Get more out of WDDTY.com
by joining the site for free
Free 17-point plan to great health
Twice weekly e-news bulletins
Access to our News, Forums and Blogs
Sign up for free and claim your
17-point plan to great health
Free 17-point plan to great health

Twice weekly e-news bulletins

Access to our News, Forums and Blogs
OR

If you want to read our in-depth research articles or
have our amazing magazine delivered to your home
each month, then you have to pay.


Click here if you're interested
Helping you make better health choices

In shops now or delivered to your home from only £3.50 an issue!

Subscribe!

Blood pressure drugs linked to brain damage
About the author: 
WDDTY Team

Antihypertensive drugs can affect the central nervous system of the brain, preventing it from functioning properly, reveals a recent study

Antihypertensive drugs can affect the central nervous system of the brain, preventing it from functioning properly, reveals a recent study.

The University of Washington, in Seattle, which examined more than one thousand men and women with hypertension over age 65, found that elderly patients taking calcium-channel blockers or loop diuretics for hypertension had more white matter in the brain than those taking beta-blockers.

However, it was not only the scans that convinced researchers. Their findings were backed up by a mental examination, in which people taking beta-blockers did better in the test than those on other antihypertension drugs.

These findings could be of extreme importance for the millions of older adults who take these drugs (Lancet, 1997; 350: 1753).


You may also be interested in...

Latest Tweet

About

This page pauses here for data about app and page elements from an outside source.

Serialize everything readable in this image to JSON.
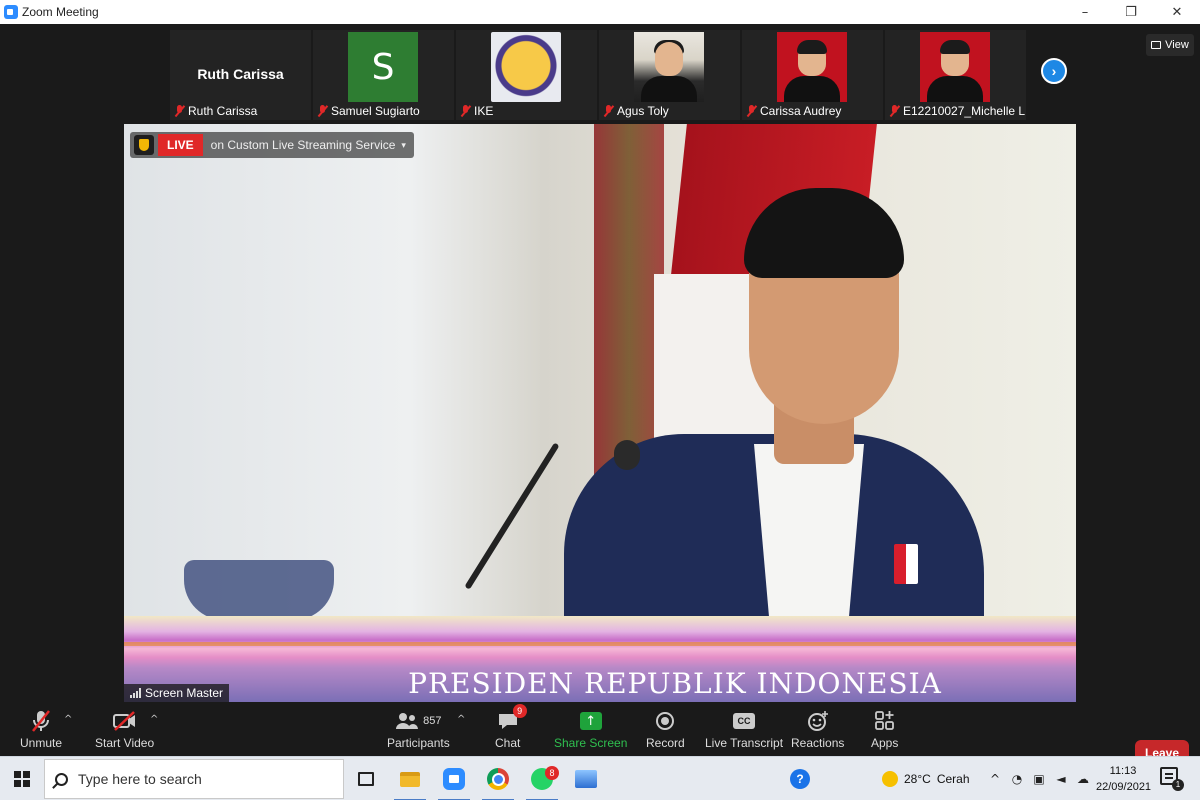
{
  "window": {
    "title": "Zoom Meeting",
    "controls": [
      "–",
      "❐",
      "✕"
    ]
  },
  "view_button": {
    "label": "View",
    "icon": "grid-icon"
  },
  "participants_strip": [
    {
      "name": "Ruth Carissa",
      "display": "Ruth Carissa",
      "video": "name-only",
      "muted": true
    },
    {
      "name": "Samuel Sugiarto",
      "display": "S",
      "video": "letter-avatar",
      "avatar_color": "#2e7d32",
      "muted": true
    },
    {
      "name": "IKE",
      "video": "photo",
      "muted": true
    },
    {
      "name": "Agus Toly",
      "video": "photo",
      "muted": true
    },
    {
      "name": "Carissa Audrey",
      "video": "photo",
      "background": "#c1121f",
      "muted": true
    },
    {
      "name": "E12210027_Michelle L...",
      "video": "photo",
      "background": "#c1121f",
      "muted": true
    }
  ],
  "strip_next_icon": "chevron-right-icon",
  "main_video": {
    "live_label": "LIVE",
    "stream_label": "on Custom Live Streaming Service",
    "stream_caret": "▾",
    "banner_text": "PRESIDEN REPUBLIK INDONESIA",
    "speaker_label": "Screen Master"
  },
  "toolbar": {
    "unmute": {
      "label": "Unmute",
      "icon": "muted-microphone-icon"
    },
    "start_video": {
      "label": "Start Video",
      "icon": "video-off-icon"
    },
    "participants": {
      "label": "Participants",
      "count": "857",
      "icon": "participants-icon"
    },
    "chat": {
      "label": "Chat",
      "badge": "9",
      "icon": "chat-icon"
    },
    "share_screen": {
      "label": "Share Screen",
      "icon": "share-screen-icon",
      "color": "#1fa33b"
    },
    "record": {
      "label": "Record",
      "icon": "record-icon"
    },
    "live_transcript": {
      "label": "Live Transcript",
      "icon": "cc-icon",
      "icon_text": "CC"
    },
    "reactions": {
      "label": "Reactions",
      "icon": "reactions-icon"
    },
    "apps": {
      "label": "Apps",
      "icon": "apps-icon"
    },
    "leave": {
      "label": "Leave",
      "color": "#c6282a"
    }
  },
  "taskbar": {
    "search_placeholder": "Type here to search",
    "apps": [
      "task-view-icon",
      "file-explorer-icon",
      "zoom-icon",
      "chrome-icon",
      "whatsapp-icon",
      "photos-icon"
    ],
    "whatsapp_badge": "8",
    "weather": {
      "temp": "28°C",
      "condition": "Cerah"
    },
    "clock": {
      "time": "11:13",
      "date": "22/09/2021"
    },
    "notification_count": "1"
  }
}
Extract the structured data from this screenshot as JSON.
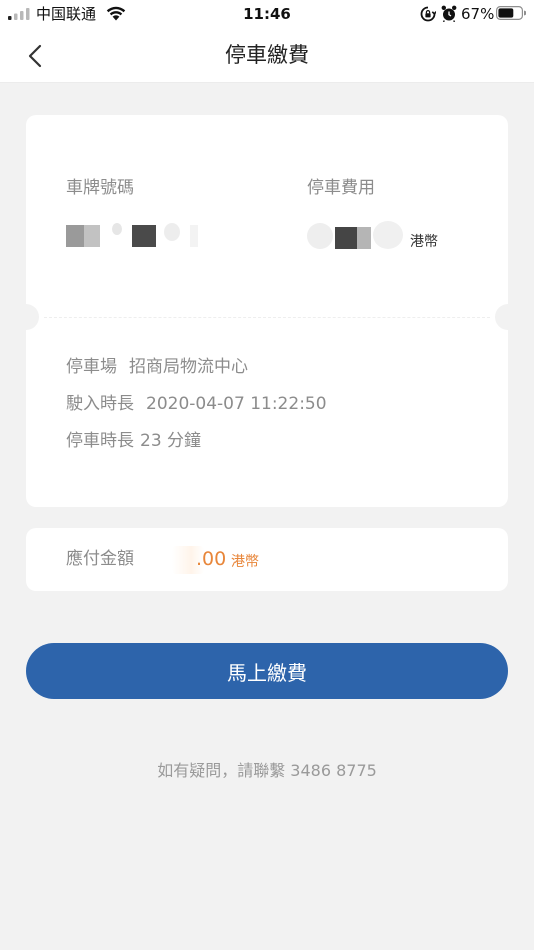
{
  "status_bar": {
    "carrier": "中国联通",
    "time": "11:46",
    "battery_percent": "67%",
    "battery_level": 0.67,
    "icons": [
      "signal-icon",
      "wifi-icon",
      "rotation-lock-icon",
      "alarm-icon",
      "battery-icon"
    ]
  },
  "nav": {
    "back_icon": "chevron-left-icon",
    "title": "停車繳費"
  },
  "ticket": {
    "plate_label": "車牌號碼",
    "plate_value_masked": true,
    "fee_label": "停車費用",
    "fee_value_masked": true,
    "fee_currency": "港幣",
    "lot_label": "停車場",
    "lot_value": "招商局物流中心",
    "entry_label": "駛入時長",
    "entry_value": "2020-04-07 11:22:50",
    "duration_label": "停車時長",
    "duration_value": "23 分鐘"
  },
  "amount": {
    "label": "應付金額",
    "value": ".00",
    "currency": "港幣",
    "accent_color": "#e8863a"
  },
  "pay_button": {
    "label": "馬上繳費",
    "color": "#2d64ab"
  },
  "contact": {
    "text": "如有疑問，請聯繫 3486 8775"
  }
}
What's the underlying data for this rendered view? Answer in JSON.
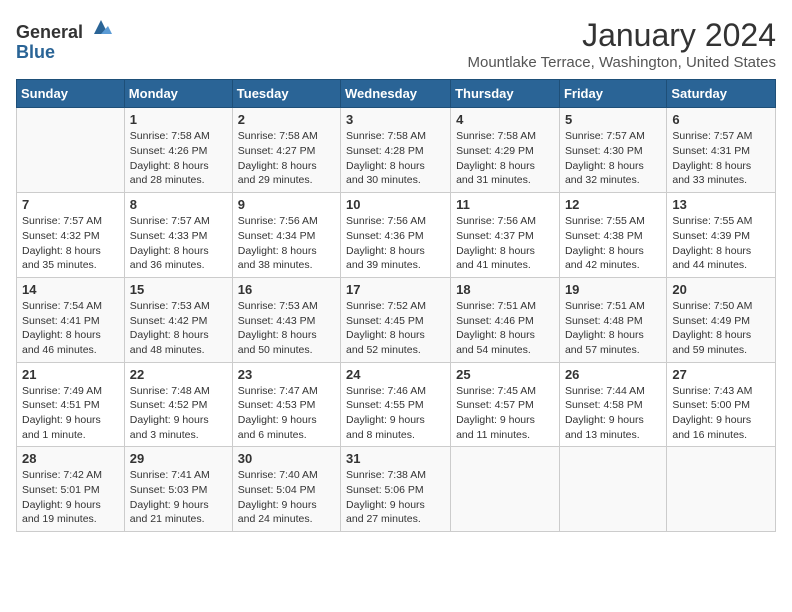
{
  "header": {
    "logo_general": "General",
    "logo_blue": "Blue",
    "title": "January 2024",
    "subtitle": "Mountlake Terrace, Washington, United States"
  },
  "days_of_week": [
    "Sunday",
    "Monday",
    "Tuesday",
    "Wednesday",
    "Thursday",
    "Friday",
    "Saturday"
  ],
  "weeks": [
    [
      {
        "day": "",
        "content": ""
      },
      {
        "day": "1",
        "content": "Sunrise: 7:58 AM\nSunset: 4:26 PM\nDaylight: 8 hours\nand 28 minutes."
      },
      {
        "day": "2",
        "content": "Sunrise: 7:58 AM\nSunset: 4:27 PM\nDaylight: 8 hours\nand 29 minutes."
      },
      {
        "day": "3",
        "content": "Sunrise: 7:58 AM\nSunset: 4:28 PM\nDaylight: 8 hours\nand 30 minutes."
      },
      {
        "day": "4",
        "content": "Sunrise: 7:58 AM\nSunset: 4:29 PM\nDaylight: 8 hours\nand 31 minutes."
      },
      {
        "day": "5",
        "content": "Sunrise: 7:57 AM\nSunset: 4:30 PM\nDaylight: 8 hours\nand 32 minutes."
      },
      {
        "day": "6",
        "content": "Sunrise: 7:57 AM\nSunset: 4:31 PM\nDaylight: 8 hours\nand 33 minutes."
      }
    ],
    [
      {
        "day": "7",
        "content": "Sunrise: 7:57 AM\nSunset: 4:32 PM\nDaylight: 8 hours\nand 35 minutes."
      },
      {
        "day": "8",
        "content": "Sunrise: 7:57 AM\nSunset: 4:33 PM\nDaylight: 8 hours\nand 36 minutes."
      },
      {
        "day": "9",
        "content": "Sunrise: 7:56 AM\nSunset: 4:34 PM\nDaylight: 8 hours\nand 38 minutes."
      },
      {
        "day": "10",
        "content": "Sunrise: 7:56 AM\nSunset: 4:36 PM\nDaylight: 8 hours\nand 39 minutes."
      },
      {
        "day": "11",
        "content": "Sunrise: 7:56 AM\nSunset: 4:37 PM\nDaylight: 8 hours\nand 41 minutes."
      },
      {
        "day": "12",
        "content": "Sunrise: 7:55 AM\nSunset: 4:38 PM\nDaylight: 8 hours\nand 42 minutes."
      },
      {
        "day": "13",
        "content": "Sunrise: 7:55 AM\nSunset: 4:39 PM\nDaylight: 8 hours\nand 44 minutes."
      }
    ],
    [
      {
        "day": "14",
        "content": "Sunrise: 7:54 AM\nSunset: 4:41 PM\nDaylight: 8 hours\nand 46 minutes."
      },
      {
        "day": "15",
        "content": "Sunrise: 7:53 AM\nSunset: 4:42 PM\nDaylight: 8 hours\nand 48 minutes."
      },
      {
        "day": "16",
        "content": "Sunrise: 7:53 AM\nSunset: 4:43 PM\nDaylight: 8 hours\nand 50 minutes."
      },
      {
        "day": "17",
        "content": "Sunrise: 7:52 AM\nSunset: 4:45 PM\nDaylight: 8 hours\nand 52 minutes."
      },
      {
        "day": "18",
        "content": "Sunrise: 7:51 AM\nSunset: 4:46 PM\nDaylight: 8 hours\nand 54 minutes."
      },
      {
        "day": "19",
        "content": "Sunrise: 7:51 AM\nSunset: 4:48 PM\nDaylight: 8 hours\nand 57 minutes."
      },
      {
        "day": "20",
        "content": "Sunrise: 7:50 AM\nSunset: 4:49 PM\nDaylight: 8 hours\nand 59 minutes."
      }
    ],
    [
      {
        "day": "21",
        "content": "Sunrise: 7:49 AM\nSunset: 4:51 PM\nDaylight: 9 hours\nand 1 minute."
      },
      {
        "day": "22",
        "content": "Sunrise: 7:48 AM\nSunset: 4:52 PM\nDaylight: 9 hours\nand 3 minutes."
      },
      {
        "day": "23",
        "content": "Sunrise: 7:47 AM\nSunset: 4:53 PM\nDaylight: 9 hours\nand 6 minutes."
      },
      {
        "day": "24",
        "content": "Sunrise: 7:46 AM\nSunset: 4:55 PM\nDaylight: 9 hours\nand 8 minutes."
      },
      {
        "day": "25",
        "content": "Sunrise: 7:45 AM\nSunset: 4:57 PM\nDaylight: 9 hours\nand 11 minutes."
      },
      {
        "day": "26",
        "content": "Sunrise: 7:44 AM\nSunset: 4:58 PM\nDaylight: 9 hours\nand 13 minutes."
      },
      {
        "day": "27",
        "content": "Sunrise: 7:43 AM\nSunset: 5:00 PM\nDaylight: 9 hours\nand 16 minutes."
      }
    ],
    [
      {
        "day": "28",
        "content": "Sunrise: 7:42 AM\nSunset: 5:01 PM\nDaylight: 9 hours\nand 19 minutes."
      },
      {
        "day": "29",
        "content": "Sunrise: 7:41 AM\nSunset: 5:03 PM\nDaylight: 9 hours\nand 21 minutes."
      },
      {
        "day": "30",
        "content": "Sunrise: 7:40 AM\nSunset: 5:04 PM\nDaylight: 9 hours\nand 24 minutes."
      },
      {
        "day": "31",
        "content": "Sunrise: 7:38 AM\nSunset: 5:06 PM\nDaylight: 9 hours\nand 27 minutes."
      },
      {
        "day": "",
        "content": ""
      },
      {
        "day": "",
        "content": ""
      },
      {
        "day": "",
        "content": ""
      }
    ]
  ]
}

Since 1989, WDDTY has provided thousands of resources on how to beat asthma, arthritis, depression and many other chronic conditions.

Start by looking in our fully searchable database, active and friendly community forums and the latest health news.

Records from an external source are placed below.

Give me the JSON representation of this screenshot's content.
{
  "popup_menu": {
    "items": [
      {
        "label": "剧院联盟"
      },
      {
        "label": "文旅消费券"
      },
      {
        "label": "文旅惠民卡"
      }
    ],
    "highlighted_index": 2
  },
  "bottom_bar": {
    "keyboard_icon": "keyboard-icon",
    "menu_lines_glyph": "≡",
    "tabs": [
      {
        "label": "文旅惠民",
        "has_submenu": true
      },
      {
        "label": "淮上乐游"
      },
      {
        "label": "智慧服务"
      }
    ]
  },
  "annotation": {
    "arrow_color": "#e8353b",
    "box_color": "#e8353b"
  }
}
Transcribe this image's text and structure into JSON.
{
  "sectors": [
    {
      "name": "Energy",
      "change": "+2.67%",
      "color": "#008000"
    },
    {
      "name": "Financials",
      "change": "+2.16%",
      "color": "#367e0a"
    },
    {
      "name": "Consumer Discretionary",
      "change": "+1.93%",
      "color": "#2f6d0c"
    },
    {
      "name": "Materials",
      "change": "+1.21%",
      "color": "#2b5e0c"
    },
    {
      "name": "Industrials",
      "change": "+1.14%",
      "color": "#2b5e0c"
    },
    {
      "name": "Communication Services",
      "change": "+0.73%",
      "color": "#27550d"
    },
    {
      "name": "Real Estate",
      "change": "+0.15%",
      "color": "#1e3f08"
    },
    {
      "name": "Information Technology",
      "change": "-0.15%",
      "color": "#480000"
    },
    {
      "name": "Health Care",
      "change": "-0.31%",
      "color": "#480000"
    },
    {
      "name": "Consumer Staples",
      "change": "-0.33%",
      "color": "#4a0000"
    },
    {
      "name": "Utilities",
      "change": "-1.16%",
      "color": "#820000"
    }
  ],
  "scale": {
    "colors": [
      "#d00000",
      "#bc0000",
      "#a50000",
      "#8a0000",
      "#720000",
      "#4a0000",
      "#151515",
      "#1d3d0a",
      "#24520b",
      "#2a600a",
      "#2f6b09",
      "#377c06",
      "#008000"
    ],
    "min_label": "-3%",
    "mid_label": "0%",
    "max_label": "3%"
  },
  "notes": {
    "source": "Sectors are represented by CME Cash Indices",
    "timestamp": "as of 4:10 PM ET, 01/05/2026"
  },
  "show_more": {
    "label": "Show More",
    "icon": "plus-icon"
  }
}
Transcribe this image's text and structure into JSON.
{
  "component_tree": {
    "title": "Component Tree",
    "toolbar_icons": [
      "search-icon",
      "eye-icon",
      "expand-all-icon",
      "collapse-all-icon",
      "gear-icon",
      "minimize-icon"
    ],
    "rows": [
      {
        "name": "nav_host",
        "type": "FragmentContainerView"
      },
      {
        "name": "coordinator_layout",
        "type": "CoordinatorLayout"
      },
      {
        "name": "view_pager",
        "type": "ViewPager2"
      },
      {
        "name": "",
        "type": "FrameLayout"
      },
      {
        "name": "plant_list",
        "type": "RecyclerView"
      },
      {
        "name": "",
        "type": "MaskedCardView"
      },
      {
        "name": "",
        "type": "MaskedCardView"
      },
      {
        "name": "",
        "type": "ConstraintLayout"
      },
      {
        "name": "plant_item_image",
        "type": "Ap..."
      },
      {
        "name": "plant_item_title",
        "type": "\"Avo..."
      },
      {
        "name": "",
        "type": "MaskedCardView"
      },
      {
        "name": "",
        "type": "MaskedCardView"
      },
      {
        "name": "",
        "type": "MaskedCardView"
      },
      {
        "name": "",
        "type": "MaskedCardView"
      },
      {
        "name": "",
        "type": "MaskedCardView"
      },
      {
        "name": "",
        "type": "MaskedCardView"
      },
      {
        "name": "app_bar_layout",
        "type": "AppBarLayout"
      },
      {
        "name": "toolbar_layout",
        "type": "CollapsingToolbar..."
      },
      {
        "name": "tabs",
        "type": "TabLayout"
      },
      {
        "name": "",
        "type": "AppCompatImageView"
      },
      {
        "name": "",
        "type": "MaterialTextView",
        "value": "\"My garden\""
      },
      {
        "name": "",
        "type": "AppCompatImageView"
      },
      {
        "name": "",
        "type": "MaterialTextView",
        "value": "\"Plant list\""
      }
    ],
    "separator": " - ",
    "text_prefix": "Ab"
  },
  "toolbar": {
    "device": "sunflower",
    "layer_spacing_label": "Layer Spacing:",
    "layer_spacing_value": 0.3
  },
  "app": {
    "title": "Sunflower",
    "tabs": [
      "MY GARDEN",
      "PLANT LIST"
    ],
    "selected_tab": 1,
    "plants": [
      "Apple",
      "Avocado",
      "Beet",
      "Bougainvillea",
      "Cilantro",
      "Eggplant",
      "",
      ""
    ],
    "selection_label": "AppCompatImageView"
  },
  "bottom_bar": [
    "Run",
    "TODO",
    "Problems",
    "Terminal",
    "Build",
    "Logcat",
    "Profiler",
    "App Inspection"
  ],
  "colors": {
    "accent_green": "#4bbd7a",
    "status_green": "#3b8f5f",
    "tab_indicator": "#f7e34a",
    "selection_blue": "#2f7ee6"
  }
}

Positive SSL Wildcard

Facebook Twitter

Most Popular Health Website of the Year 2014

© 2010 - 2017 WDDTY Publishing Ltd.
All Rights Reserved